Arup then tried to draw the whole thing up in a CAD program. "It blew up every computer in our office," laughs Carfrae. Arup had to write its own computer program to carry out the structural analysis. According to Carfrae, simply adding a doorway meant that the whole structure had to change to compensate.

The final stage in the design was physically to model the structure. To do this, Arup used a technique called rapid prototyping; this is a machine that produces a real model from specially prepared CAD drawings. However, the team had to rely on Chinese craftsmanship. "We couldn't draw all the bubbles in time for the rapid prototyping machine, so we sent the simple 2D drawings to China and they built a model faster than the machine," says Carfrae.

Arup put the mathematical model into a CAD program. It blew up every computer in its office

The final result looks highly impressive.

The wall cavity is 3.5 m wide and the cavity forming the roof is 7 m deep. Although there are only two basic types of bubble in the structure, the way they are sliced through at the building's edges makes it appear as if there are 23 differently sized bubbles, which Carfrae says gives it an organic quality (see below).

All this hard work won the consortium the design competition. However, building the Water Cube will not be easy. The theoretical structural solution is elegant but structural realities are complicated. The structure is made up of a series of steel tubes welded to round steel nodes; these vary according to the loads acting upon them, which means there is a huge variety of steel tube and node sizes. There are 24,000 steel members and 12,000 nodes in total.
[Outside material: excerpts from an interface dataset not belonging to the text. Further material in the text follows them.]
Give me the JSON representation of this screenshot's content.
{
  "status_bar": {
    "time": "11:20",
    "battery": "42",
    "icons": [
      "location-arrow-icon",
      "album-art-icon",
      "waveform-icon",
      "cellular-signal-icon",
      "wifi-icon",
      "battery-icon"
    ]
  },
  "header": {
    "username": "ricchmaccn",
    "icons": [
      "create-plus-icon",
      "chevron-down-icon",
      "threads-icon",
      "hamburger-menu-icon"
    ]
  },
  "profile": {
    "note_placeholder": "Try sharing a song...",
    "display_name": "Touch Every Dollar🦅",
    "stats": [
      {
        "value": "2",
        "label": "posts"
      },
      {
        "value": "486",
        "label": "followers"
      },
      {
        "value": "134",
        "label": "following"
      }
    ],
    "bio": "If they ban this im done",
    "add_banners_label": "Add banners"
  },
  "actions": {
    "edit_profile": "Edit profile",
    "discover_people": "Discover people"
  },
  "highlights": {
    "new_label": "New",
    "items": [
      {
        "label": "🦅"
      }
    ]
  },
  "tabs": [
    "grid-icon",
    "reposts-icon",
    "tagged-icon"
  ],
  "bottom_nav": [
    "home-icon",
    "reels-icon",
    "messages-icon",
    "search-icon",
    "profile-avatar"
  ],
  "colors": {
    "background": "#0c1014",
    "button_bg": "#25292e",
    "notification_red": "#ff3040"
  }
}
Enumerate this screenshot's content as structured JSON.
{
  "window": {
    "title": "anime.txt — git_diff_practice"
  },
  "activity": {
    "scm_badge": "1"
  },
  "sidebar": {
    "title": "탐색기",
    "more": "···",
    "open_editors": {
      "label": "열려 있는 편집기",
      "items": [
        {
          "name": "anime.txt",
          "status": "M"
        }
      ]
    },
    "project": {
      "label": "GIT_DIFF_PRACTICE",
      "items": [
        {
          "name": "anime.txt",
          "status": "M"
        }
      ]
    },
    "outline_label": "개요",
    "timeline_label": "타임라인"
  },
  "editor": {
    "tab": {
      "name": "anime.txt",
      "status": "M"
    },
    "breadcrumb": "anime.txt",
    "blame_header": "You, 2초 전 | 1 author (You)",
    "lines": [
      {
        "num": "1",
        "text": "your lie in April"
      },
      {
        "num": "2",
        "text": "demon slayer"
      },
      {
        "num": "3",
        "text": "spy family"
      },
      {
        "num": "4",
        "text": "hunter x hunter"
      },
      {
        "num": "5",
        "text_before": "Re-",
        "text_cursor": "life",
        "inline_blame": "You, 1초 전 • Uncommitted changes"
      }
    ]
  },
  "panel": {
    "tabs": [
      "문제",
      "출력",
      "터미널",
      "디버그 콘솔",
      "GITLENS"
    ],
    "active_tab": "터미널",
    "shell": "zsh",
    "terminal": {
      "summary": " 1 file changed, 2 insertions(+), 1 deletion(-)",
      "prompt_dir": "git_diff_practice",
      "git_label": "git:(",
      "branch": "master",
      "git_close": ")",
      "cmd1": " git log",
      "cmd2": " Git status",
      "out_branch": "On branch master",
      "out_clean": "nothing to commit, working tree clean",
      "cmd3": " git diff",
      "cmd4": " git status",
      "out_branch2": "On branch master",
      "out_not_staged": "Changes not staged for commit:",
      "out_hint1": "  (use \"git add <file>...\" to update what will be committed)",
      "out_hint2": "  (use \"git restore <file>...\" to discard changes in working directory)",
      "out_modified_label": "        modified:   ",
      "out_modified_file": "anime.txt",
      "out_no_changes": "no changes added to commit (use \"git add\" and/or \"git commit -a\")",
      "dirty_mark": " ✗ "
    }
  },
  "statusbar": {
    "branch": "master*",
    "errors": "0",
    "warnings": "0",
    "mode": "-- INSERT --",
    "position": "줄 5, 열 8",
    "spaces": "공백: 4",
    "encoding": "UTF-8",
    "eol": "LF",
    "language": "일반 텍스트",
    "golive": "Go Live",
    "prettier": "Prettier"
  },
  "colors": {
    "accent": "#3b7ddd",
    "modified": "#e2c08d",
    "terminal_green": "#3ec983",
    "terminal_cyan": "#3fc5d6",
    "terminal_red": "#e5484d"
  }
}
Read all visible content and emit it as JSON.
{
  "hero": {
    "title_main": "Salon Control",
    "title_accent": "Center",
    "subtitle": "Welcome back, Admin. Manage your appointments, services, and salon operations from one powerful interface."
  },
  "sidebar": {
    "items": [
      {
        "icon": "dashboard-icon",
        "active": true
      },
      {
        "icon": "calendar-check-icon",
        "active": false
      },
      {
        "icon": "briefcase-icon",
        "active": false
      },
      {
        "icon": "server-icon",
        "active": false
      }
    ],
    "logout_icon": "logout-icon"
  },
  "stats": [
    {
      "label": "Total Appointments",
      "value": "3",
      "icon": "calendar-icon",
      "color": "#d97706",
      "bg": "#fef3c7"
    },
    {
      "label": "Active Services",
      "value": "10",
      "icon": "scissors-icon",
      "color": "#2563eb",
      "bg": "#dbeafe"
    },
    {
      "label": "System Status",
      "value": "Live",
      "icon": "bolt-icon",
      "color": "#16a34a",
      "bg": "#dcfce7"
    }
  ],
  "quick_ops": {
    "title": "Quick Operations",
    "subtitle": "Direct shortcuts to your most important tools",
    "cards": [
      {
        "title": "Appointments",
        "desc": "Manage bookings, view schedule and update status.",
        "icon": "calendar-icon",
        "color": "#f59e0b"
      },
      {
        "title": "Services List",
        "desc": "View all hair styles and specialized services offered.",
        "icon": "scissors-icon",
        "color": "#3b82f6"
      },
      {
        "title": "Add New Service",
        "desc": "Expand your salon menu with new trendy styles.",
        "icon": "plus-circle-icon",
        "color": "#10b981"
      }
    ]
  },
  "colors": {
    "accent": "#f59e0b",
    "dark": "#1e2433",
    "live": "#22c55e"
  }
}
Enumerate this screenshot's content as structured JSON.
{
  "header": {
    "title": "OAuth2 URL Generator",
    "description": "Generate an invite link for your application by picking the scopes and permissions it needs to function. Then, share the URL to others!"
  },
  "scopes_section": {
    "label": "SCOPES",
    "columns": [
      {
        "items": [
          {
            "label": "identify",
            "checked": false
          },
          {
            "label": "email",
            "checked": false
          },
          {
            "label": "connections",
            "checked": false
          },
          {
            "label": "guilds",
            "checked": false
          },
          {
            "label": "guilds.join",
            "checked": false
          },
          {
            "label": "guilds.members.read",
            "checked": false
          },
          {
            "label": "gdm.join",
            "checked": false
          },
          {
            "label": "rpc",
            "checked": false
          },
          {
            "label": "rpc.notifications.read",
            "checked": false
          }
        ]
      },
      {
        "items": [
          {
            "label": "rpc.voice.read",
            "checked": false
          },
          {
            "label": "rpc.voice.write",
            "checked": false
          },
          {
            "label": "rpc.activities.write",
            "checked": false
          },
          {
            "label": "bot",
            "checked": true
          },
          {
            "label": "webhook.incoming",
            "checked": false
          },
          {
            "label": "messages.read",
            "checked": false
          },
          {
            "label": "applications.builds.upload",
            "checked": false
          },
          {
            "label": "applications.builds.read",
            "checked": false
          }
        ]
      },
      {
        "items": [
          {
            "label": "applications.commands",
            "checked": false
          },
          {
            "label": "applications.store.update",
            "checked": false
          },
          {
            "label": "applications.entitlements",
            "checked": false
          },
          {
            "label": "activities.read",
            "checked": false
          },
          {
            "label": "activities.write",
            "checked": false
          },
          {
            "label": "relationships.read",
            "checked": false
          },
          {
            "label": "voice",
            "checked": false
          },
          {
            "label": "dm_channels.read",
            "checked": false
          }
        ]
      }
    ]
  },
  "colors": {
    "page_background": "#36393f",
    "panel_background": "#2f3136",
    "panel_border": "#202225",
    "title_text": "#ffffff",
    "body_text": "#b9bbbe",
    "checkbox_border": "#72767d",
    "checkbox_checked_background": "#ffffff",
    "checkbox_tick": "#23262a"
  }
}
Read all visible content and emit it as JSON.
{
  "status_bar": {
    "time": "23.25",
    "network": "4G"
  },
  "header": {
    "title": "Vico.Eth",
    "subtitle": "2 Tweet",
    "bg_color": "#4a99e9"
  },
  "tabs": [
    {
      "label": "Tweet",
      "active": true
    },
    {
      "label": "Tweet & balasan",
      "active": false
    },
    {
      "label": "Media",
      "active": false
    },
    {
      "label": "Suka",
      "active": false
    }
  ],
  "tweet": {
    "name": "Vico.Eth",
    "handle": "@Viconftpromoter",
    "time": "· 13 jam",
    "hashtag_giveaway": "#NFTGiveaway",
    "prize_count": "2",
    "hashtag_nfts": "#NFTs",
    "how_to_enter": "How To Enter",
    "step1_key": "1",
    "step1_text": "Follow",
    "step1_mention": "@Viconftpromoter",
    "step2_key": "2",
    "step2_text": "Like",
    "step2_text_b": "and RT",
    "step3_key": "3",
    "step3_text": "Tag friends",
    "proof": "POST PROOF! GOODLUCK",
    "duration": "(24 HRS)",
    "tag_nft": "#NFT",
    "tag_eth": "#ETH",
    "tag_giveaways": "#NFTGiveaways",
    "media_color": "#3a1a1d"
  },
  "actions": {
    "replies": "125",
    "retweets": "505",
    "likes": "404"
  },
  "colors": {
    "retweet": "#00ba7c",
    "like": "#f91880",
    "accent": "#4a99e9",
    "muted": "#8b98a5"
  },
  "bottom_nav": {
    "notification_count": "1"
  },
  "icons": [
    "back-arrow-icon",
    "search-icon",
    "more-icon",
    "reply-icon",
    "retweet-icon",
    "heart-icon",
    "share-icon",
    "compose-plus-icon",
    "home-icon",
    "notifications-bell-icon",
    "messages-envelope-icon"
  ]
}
"There is architectural sophistication from the different tube sizes, this gives elegance to the structure, as the tubes are big where the forces are big, and smaller where the forces are less," says Carfrae. The steel tubes are also beefed up to resist potential earthquakes; indeed, Carfrae says the structure of the building is so strong it could be stood up on its end and retain its shape.

In addition to the aesthetic impact, the building envelope also helps to heat the space inside. Originally, the team hoped solar energy would have provided most of the energy needed for the building and pool, but budget constraints meant that the expensive solar shading and heat recovery systems had to be dropped. Even so, 20% of the solar energy falling on the greenhouse-like building is captured, and according to Carfrae this is equivalent to covering the entire roof in photovoltaic panels.

The physics of foam

What is the best way to tightly pack equally sized bubbles together without any gaps in between them? Carfrae found that this problem has been exercising minds for more than 100 years; the 19th-century physicist Lord Kelvin had tried to resolve the problem of how to fill a 3D space with equally sized volumes with the smallest amount of surface area between them. Kelvin’s answer was a 14-sided shape with its faces consisting of eight hexagons and six squares. Other mathematicians have tried to better this ever since.

Carfrae discovered that two Irish professors, Denis Weaire and Robert Phelan of Trinity College Dublin, had come up a better way of packing bubbles together in 1993. Two different 3D shapes of the same volume are needed for this solution. The first is a 12-sided shape called a dodecahedron. Its faces consist of equally sized pentagons. The second shape goes by the name of a tetrakaidecahedron. Its 14 sides consist of two hexagons and 12 pentagons. These two shapes are the basis of the Water Cube’s structure.

To make the bubble sizes appear more varied the arrangement of two 3D shapes has been rotated by 60°. If the bubbles were arranged in rows parallel to the surface, their size would appear repetitive where they are sliced through to form the edge of the building. Angling the bubbles at 60° gives greater variation in bubble size at the surface because the bubbles are sliced at different points.